The above governmental structure in New Delhi, the capital of the country and the seat of the central government, is replicated in the constituent units the states of the Indian Union.
Thus, corresponding to the Prime Minister and his Council of Ministers at the Centre, we have the Chief Minister heading a Ministerial Council in a state. Similarly, corresponding to the President at the Centre, we have the Governor as the symbolic, nominal executive in a state government. Like the figurehead President at the Centre, the Governor exercises substantial powers only in situations of emergence.
This, if you will notice, are the major details of the executive branch of a democratic government in India at the Centre and in the states. The legislature and the judiciary are the other two major organs of the government. Here, again a basic point to be noted by you is that the pattern at the Centre is duplicated in the states.
Thus, as regards the central legislature (Parliament), it is bicameral (two Houses) with a lower House (Lok Sabha or the House of the People) and an upper House (Rajya Sabha or the Council of Slates).

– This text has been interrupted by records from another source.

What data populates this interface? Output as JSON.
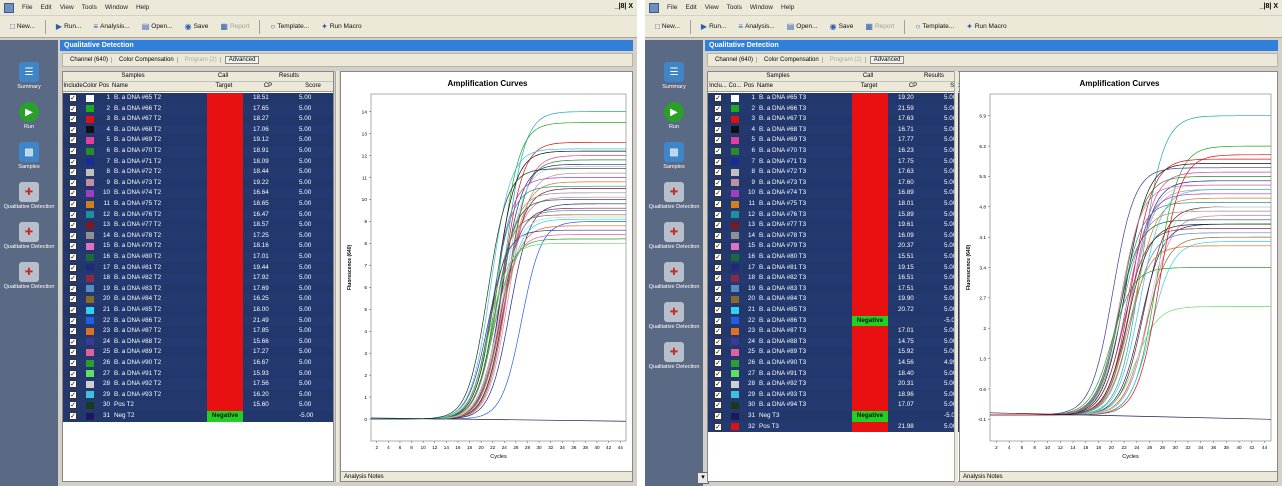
{
  "windows": [
    {
      "menu": [
        "File",
        "Edit",
        "View",
        "Tools",
        "Window",
        "Help"
      ],
      "window_controls": "_|8| X",
      "toolbar": [
        {
          "label": "New...",
          "icon": "new-icon",
          "enabled": true
        },
        {
          "label": "Run...",
          "icon": "run-icon",
          "enabled": true
        },
        {
          "label": "Analysis...",
          "icon": "analysis-icon",
          "enabled": true
        },
        {
          "label": "Open...",
          "icon": "open-icon",
          "enabled": true
        },
        {
          "label": "Save",
          "icon": "save-icon",
          "enabled": true
        },
        {
          "label": "Report",
          "icon": "report-icon",
          "enabled": false
        },
        {
          "label": "Template...",
          "icon": "template-icon",
          "enabled": true
        },
        {
          "label": "Run Macro",
          "icon": "macro-icon",
          "enabled": true
        }
      ],
      "title": "Qualitative Detection",
      "sidebar": [
        "Summary",
        "Run",
        "Samples",
        "Qualitative Detection",
        "Qualitative Detection",
        "Qualitative Detection"
      ],
      "subbar": {
        "channel": "Channel (640)",
        "color": "Color Compensation",
        "program": "Program (2)",
        "advanced": "Advanced"
      },
      "headers": {
        "samples": "Samples",
        "call": "Call",
        "results": "Results",
        "include": "Include",
        "color": "Color",
        "pos": "Pos",
        "name": "Name",
        "target": "Target",
        "cp": "CP",
        "score": "Score"
      },
      "rows": [
        {
          "pos": "1",
          "name": "B. a DNA #65 T2",
          "call": "Positive",
          "cp": "18.51",
          "score": "5.00",
          "color": "#ffffff"
        },
        {
          "pos": "2",
          "name": "B. a DNA #66 T2",
          "call": "Positive",
          "cp": "17.65",
          "score": "5.00",
          "color": "#1eaa1e"
        },
        {
          "pos": "3",
          "name": "B. a DNA #67 T2",
          "call": "Positive",
          "cp": "18.27",
          "score": "5.00",
          "color": "#e01010"
        },
        {
          "pos": "4",
          "name": "B. a DNA #68 T2",
          "call": "Positive",
          "cp": "17.06",
          "score": "5.00",
          "color": "#101010"
        },
        {
          "pos": "5",
          "name": "B. a DNA #69 T2",
          "call": "Positive",
          "cp": "19.12",
          "score": "5.00",
          "color": "#e040a0"
        },
        {
          "pos": "6",
          "name": "B. a DNA #70 T2",
          "call": "Positive",
          "cp": "18.91",
          "score": "5.00",
          "color": "#2a8a2a"
        },
        {
          "pos": "7",
          "name": "B. a DNA #71 T2",
          "call": "Positive",
          "cp": "18.09",
          "score": "5.00",
          "color": "#1a2a9a"
        },
        {
          "pos": "8",
          "name": "B. a DNA #72 T2",
          "call": "Positive",
          "cp": "18.44",
          "score": "5.00",
          "color": "#c0c0c0"
        },
        {
          "pos": "9",
          "name": "B. a DNA #73 T2",
          "call": "Positive",
          "cp": "19.22",
          "score": "5.00",
          "color": "#c090a0"
        },
        {
          "pos": "10",
          "name": "B. a DNA #74 T2",
          "call": "Positive",
          "cp": "16.64",
          "score": "5.00",
          "color": "#a040c0"
        },
        {
          "pos": "11",
          "name": "B. a DNA #75 T2",
          "call": "Positive",
          "cp": "18.65",
          "score": "5.00",
          "color": "#d08020"
        },
        {
          "pos": "12",
          "name": "B. a DNA #76 T2",
          "call": "Positive",
          "cp": "16.47",
          "score": "5.00",
          "color": "#2090a0"
        },
        {
          "pos": "13",
          "name": "B. a DNA #77 T2",
          "call": "Positive",
          "cp": "18.57",
          "score": "5.00",
          "color": "#7a1a1a"
        },
        {
          "pos": "14",
          "name": "B. a DNA #78 T2",
          "call": "Positive",
          "cp": "17.25",
          "score": "5.00",
          "color": "#909090"
        },
        {
          "pos": "15",
          "name": "B. a DNA #79 T2",
          "call": "Positive",
          "cp": "18.16",
          "score": "5.00",
          "color": "#e070c0"
        },
        {
          "pos": "16",
          "name": "B. a DNA #80 T2",
          "call": "Positive",
          "cp": "17.01",
          "score": "5.00",
          "color": "#1a6a3a"
        },
        {
          "pos": "17",
          "name": "B. a DNA #81 T2",
          "call": "Positive",
          "cp": "19.44",
          "score": "5.00",
          "color": "#202a7a"
        },
        {
          "pos": "18",
          "name": "B. a DNA #82 T2",
          "call": "Positive",
          "cp": "17.92",
          "score": "5.00",
          "color": "#8a2a4a"
        },
        {
          "pos": "19",
          "name": "B. a DNA #83 T2",
          "call": "Positive",
          "cp": "17.69",
          "score": "5.00",
          "color": "#5a8ac0"
        },
        {
          "pos": "20",
          "name": "B. a DNA #84 T2",
          "call": "Positive",
          "cp": "16.25",
          "score": "5.00",
          "color": "#8a6a2a"
        },
        {
          "pos": "21",
          "name": "B. a DNA #85 T2",
          "call": "Positive",
          "cp": "18.00",
          "score": "5.00",
          "color": "#30d0f0"
        },
        {
          "pos": "22",
          "name": "B. a DNA #86 T2",
          "call": "Positive",
          "cp": "21.49",
          "score": "5.00",
          "color": "#2060e0"
        },
        {
          "pos": "23",
          "name": "B. a DNA #87 T2",
          "call": "Positive",
          "cp": "17.85",
          "score": "5.00",
          "color": "#e07020"
        },
        {
          "pos": "24",
          "name": "B. a DNA #88 T2",
          "call": "Positive",
          "cp": "15.66",
          "score": "5.00",
          "color": "#3a3a9a"
        },
        {
          "pos": "25",
          "name": "B. a DNA #89 T2",
          "call": "Positive",
          "cp": "17.27",
          "score": "5.00",
          "color": "#e060a0"
        },
        {
          "pos": "26",
          "name": "B. a DNA #90 T2",
          "call": "Positive",
          "cp": "16.67",
          "score": "5.00",
          "color": "#2aa02a"
        },
        {
          "pos": "27",
          "name": "B. a DNA #91 T2",
          "call": "Positive",
          "cp": "15.93",
          "score": "5.00",
          "color": "#60e060"
        },
        {
          "pos": "28",
          "name": "B. a DNA #92 T2",
          "call": "Positive",
          "cp": "17.56",
          "score": "5.00",
          "color": "#d0d0d0"
        },
        {
          "pos": "29",
          "name": "B. a DNA #93 T2",
          "call": "Positive",
          "cp": "16.20",
          "score": "5.00",
          "color": "#40c0e0"
        },
        {
          "pos": "30",
          "name": "Pos T2",
          "call": "Positive",
          "cp": "15.60",
          "score": "5.00",
          "color": "#1a3a1a"
        },
        {
          "pos": "31",
          "name": "Neg T2",
          "call": "Negative",
          "cp": "",
          "score": "-5.00",
          "color": "#1a1a5a"
        }
      ],
      "chart_data": {
        "type": "line",
        "title": "Amplification Curves",
        "xlabel": "Cycles",
        "ylabel": "Fluorescence (640)",
        "x_ticks": [
          "2",
          "4",
          "6",
          "8",
          "10",
          "12",
          "14",
          "16",
          "18",
          "20",
          "22",
          "24",
          "26",
          "28",
          "30",
          "32",
          "34",
          "36",
          "38",
          "40",
          "42",
          "44"
        ],
        "y_ticks": [
          "0",
          "1",
          "2",
          "3",
          "4",
          "5",
          "6",
          "7",
          "8",
          "9",
          "10",
          "11",
          "12",
          "13",
          "14"
        ],
        "xlim": [
          1,
          45
        ],
        "ylim": [
          -1,
          14.8
        ],
        "baseline": 0,
        "series_plateaus": [
          14.0,
          13.5,
          12.6,
          12.2,
          12.0,
          11.8,
          11.6,
          11.5,
          11.2,
          11.0,
          10.8,
          10.6,
          10.5,
          10.3,
          10.1,
          10.0,
          9.8,
          9.6,
          9.5,
          9.3,
          9.1,
          9.0,
          8.8,
          8.6,
          8.4,
          8.2,
          8.0,
          9.2,
          12.3,
          11.4
        ],
        "series_cp": [
          18.51,
          17.65,
          18.27,
          17.06,
          19.12,
          18.91,
          18.09,
          18.44,
          19.22,
          16.64,
          18.65,
          16.47,
          18.57,
          17.25,
          18.16,
          17.01,
          19.44,
          17.92,
          17.69,
          16.25,
          18.0,
          21.49,
          17.85,
          15.66,
          17.27,
          16.67,
          15.93,
          17.56,
          16.2,
          15.6
        ],
        "notes_label": "Analysis Notes"
      }
    },
    {
      "menu": [
        "File",
        "Edit",
        "View",
        "Tools",
        "Window",
        "Help"
      ],
      "window_controls": "_|8| X",
      "toolbar": [
        {
          "label": "New...",
          "icon": "new-icon",
          "enabled": true
        },
        {
          "label": "Run...",
          "icon": "run-icon",
          "enabled": true
        },
        {
          "label": "Analysis...",
          "icon": "analysis-icon",
          "enabled": true
        },
        {
          "label": "Open...",
          "icon": "open-icon",
          "enabled": true
        },
        {
          "label": "Save",
          "icon": "save-icon",
          "enabled": true
        },
        {
          "label": "Report",
          "icon": "report-icon",
          "enabled": false
        },
        {
          "label": "Template...",
          "icon": "template-icon",
          "enabled": true
        },
        {
          "label": "Run Macro",
          "icon": "macro-icon",
          "enabled": true
        }
      ],
      "title": "Qualitative Detection",
      "sidebar": [
        "Summary",
        "Run",
        "Samples",
        "Qualitative Detection",
        "Qualitative Detection",
        "Qualitative Detection",
        "Qualitative Detection",
        "Qualitative Detection"
      ],
      "subbar": {
        "channel": "Channel (640)",
        "color": "Color Compensation",
        "program": "Program (2)",
        "advanced": "Advanced"
      },
      "headers": {
        "samples": "Samples",
        "call": "Call",
        "results": "Results",
        "include": "Inclu...",
        "color": "Co...",
        "pos": "Pos",
        "name": "Name",
        "target": "Target",
        "cp": "CP",
        "score": "Score"
      },
      "rows": [
        {
          "pos": "1",
          "name": "B. a DNA #65 T3",
          "call": "Positive",
          "cp": "19.20",
          "score": "5.00",
          "color": "#ffffff"
        },
        {
          "pos": "2",
          "name": "B. a DNA #66 T3",
          "call": "Positive",
          "cp": "21.59",
          "score": "5.00",
          "color": "#1eaa1e"
        },
        {
          "pos": "3",
          "name": "B. a DNA #67 T3",
          "call": "Positive",
          "cp": "17.63",
          "score": "5.00",
          "color": "#e01010"
        },
        {
          "pos": "4",
          "name": "B. a DNA #68 T3",
          "call": "Positive",
          "cp": "16.71",
          "score": "5.00",
          "color": "#101010"
        },
        {
          "pos": "5",
          "name": "B. a DNA #69 T3",
          "call": "Positive",
          "cp": "17.77",
          "score": "5.00",
          "color": "#e040a0"
        },
        {
          "pos": "6",
          "name": "B. a DNA #70 T3",
          "call": "Positive",
          "cp": "16.23",
          "score": "5.00",
          "color": "#2a8a2a"
        },
        {
          "pos": "7",
          "name": "B. a DNA #71 T3",
          "call": "Positive",
          "cp": "17.75",
          "score": "5.00",
          "color": "#1a2a9a"
        },
        {
          "pos": "8",
          "name": "B. a DNA #72 T3",
          "call": "Positive",
          "cp": "17.63",
          "score": "5.00",
          "color": "#c0c0c0"
        },
        {
          "pos": "9",
          "name": "B. a DNA #73 T3",
          "call": "Positive",
          "cp": "17.60",
          "score": "5.00",
          "color": "#c090a0"
        },
        {
          "pos": "10",
          "name": "B. a DNA #74 T3",
          "call": "Positive",
          "cp": "16.89",
          "score": "5.00",
          "color": "#a040c0"
        },
        {
          "pos": "11",
          "name": "B. a DNA #75 T3",
          "call": "Positive",
          "cp": "18.01",
          "score": "5.00",
          "color": "#d08020"
        },
        {
          "pos": "12",
          "name": "B. a DNA #76 T3",
          "call": "Positive",
          "cp": "15.89",
          "score": "5.00",
          "color": "#2090a0"
        },
        {
          "pos": "13",
          "name": "B. a DNA #77 T3",
          "call": "Positive",
          "cp": "19.61",
          "score": "5.00",
          "color": "#7a1a1a"
        },
        {
          "pos": "14",
          "name": "B. a DNA #78 T3",
          "call": "Positive",
          "cp": "16.09",
          "score": "5.00",
          "color": "#909090"
        },
        {
          "pos": "15",
          "name": "B. a DNA #79 T3",
          "call": "Positive",
          "cp": "20.37",
          "score": "5.00",
          "color": "#e070c0"
        },
        {
          "pos": "16",
          "name": "B. a DNA #80 T3",
          "call": "Positive",
          "cp": "15.51",
          "score": "5.00",
          "color": "#1a6a3a"
        },
        {
          "pos": "17",
          "name": "B. a DNA #81 T3",
          "call": "Positive",
          "cp": "19.15",
          "score": "5.00",
          "color": "#202a7a"
        },
        {
          "pos": "18",
          "name": "B. a DNA #82 T3",
          "call": "Positive",
          "cp": "16.51",
          "score": "5.00",
          "color": "#8a2a4a"
        },
        {
          "pos": "19",
          "name": "B. a DNA #83 T3",
          "call": "Positive",
          "cp": "17.51",
          "score": "5.00",
          "color": "#5a8ac0"
        },
        {
          "pos": "20",
          "name": "B. a DNA #84 T3",
          "call": "Positive",
          "cp": "19.90",
          "score": "5.00",
          "color": "#8a6a2a"
        },
        {
          "pos": "21",
          "name": "B. a DNA #85 T3",
          "call": "Positive",
          "cp": "20.72",
          "score": "5.00",
          "color": "#30d0f0"
        },
        {
          "pos": "22",
          "name": "B. a DNA #86 T3",
          "call": "Negative",
          "cp": "",
          "score": "-5.00",
          "color": "#2060e0"
        },
        {
          "pos": "23",
          "name": "B. a DNA #87 T3",
          "call": "Positive",
          "cp": "17.01",
          "score": "5.00",
          "color": "#e07020"
        },
        {
          "pos": "24",
          "name": "B. a DNA #88 T3",
          "call": "Positive",
          "cp": "14.75",
          "score": "5.00",
          "color": "#3a3a9a"
        },
        {
          "pos": "25",
          "name": "B. a DNA #89 T3",
          "call": "Positive",
          "cp": "15.92",
          "score": "5.00",
          "color": "#e060a0"
        },
        {
          "pos": "26",
          "name": "B. a DNA #90 T3",
          "call": "Positive",
          "cp": "14.56",
          "score": "4.99",
          "color": "#2aa02a"
        },
        {
          "pos": "27",
          "name": "B. a DNA #91 T3",
          "call": "Positive",
          "cp": "18.40",
          "score": "5.00",
          "color": "#60e060"
        },
        {
          "pos": "28",
          "name": "B. a DNA #92 T3",
          "call": "Positive",
          "cp": "20.31",
          "score": "5.00",
          "color": "#d0d0d0"
        },
        {
          "pos": "29",
          "name": "B. a DNA #93 T3",
          "call": "Positive",
          "cp": "18.96",
          "score": "5.00",
          "color": "#40c0e0"
        },
        {
          "pos": "30",
          "name": "B. a DNA #94 T3",
          "call": "Positive",
          "cp": "17.07",
          "score": "5.00",
          "color": "#1a3a1a"
        },
        {
          "pos": "31",
          "name": "Neg T3",
          "call": "Negative",
          "cp": "",
          "score": "-5.00",
          "color": "#1a1a5a"
        },
        {
          "pos": "32",
          "name": "Pos T3",
          "call": "Positive",
          "cp": "21.98",
          "score": "5.00",
          "color": "#e01010"
        }
      ],
      "chart_data": {
        "type": "line",
        "title": "Amplification Curves",
        "xlabel": "Cycles",
        "ylabel": "Fluorescence (640)",
        "x_ticks": [
          "2",
          "4",
          "6",
          "8",
          "10",
          "12",
          "14",
          "16",
          "18",
          "20",
          "22",
          "24",
          "26",
          "28",
          "30",
          "32",
          "34",
          "36",
          "38",
          "40",
          "42",
          "44"
        ],
        "y_ticks": [
          "-0.1",
          "0.6",
          "1.3",
          "2",
          "2.7",
          "3.4",
          "4.1",
          "4.8",
          "5.5",
          "6.2",
          "6.9"
        ],
        "xlim": [
          1,
          45
        ],
        "ylim": [
          -0.6,
          7.4
        ],
        "baseline": 0,
        "series_plateaus": [
          6.9,
          6.2,
          5.9,
          5.8,
          5.6,
          5.5,
          5.4,
          5.3,
          5.2,
          5.1,
          5.0,
          4.9,
          4.8,
          4.7,
          4.6,
          4.5,
          4.4,
          4.3,
          4.2,
          4.1,
          4.0,
          3.9,
          5.7,
          5.3,
          3.4,
          2.5,
          4.8,
          5.2,
          4.4,
          6.0
        ],
        "series_cp": [
          19.2,
          21.59,
          17.63,
          16.71,
          17.77,
          16.23,
          17.75,
          17.63,
          17.6,
          16.89,
          18.01,
          15.89,
          19.61,
          16.09,
          20.37,
          15.51,
          19.15,
          16.51,
          17.51,
          19.9,
          20.72,
          17.01,
          14.75,
          15.92,
          14.56,
          18.4,
          20.31,
          18.96,
          17.07,
          21.98
        ],
        "notes_label": "Analysis Notes"
      }
    }
  ]
}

This pattern is seen in the slates where the lower House or chamber is the Assembly (Vidhan Sabha) and the upper House is the Legislative Council (Vidhan Parishad). It must be, however, mentioned here that some of the Indian states have a unicameral (one House only) legislature; they do not have the Vidhan Parishad.
Coming to the judiciary, again while the central court also the highest ranking court in the country is the Supreme Court (again located in New Delhi) headed by a Chief Justice assisted by other justices.
In the states, one has High Courts headed by the Chief Justice of the High Court and assisted by other judges Thus; you can see that our country has a well-defined government structure with the form and pattern at the Centre being duplicated in the states. Such a well- delineated structure normally facilitates the democratic process in a country.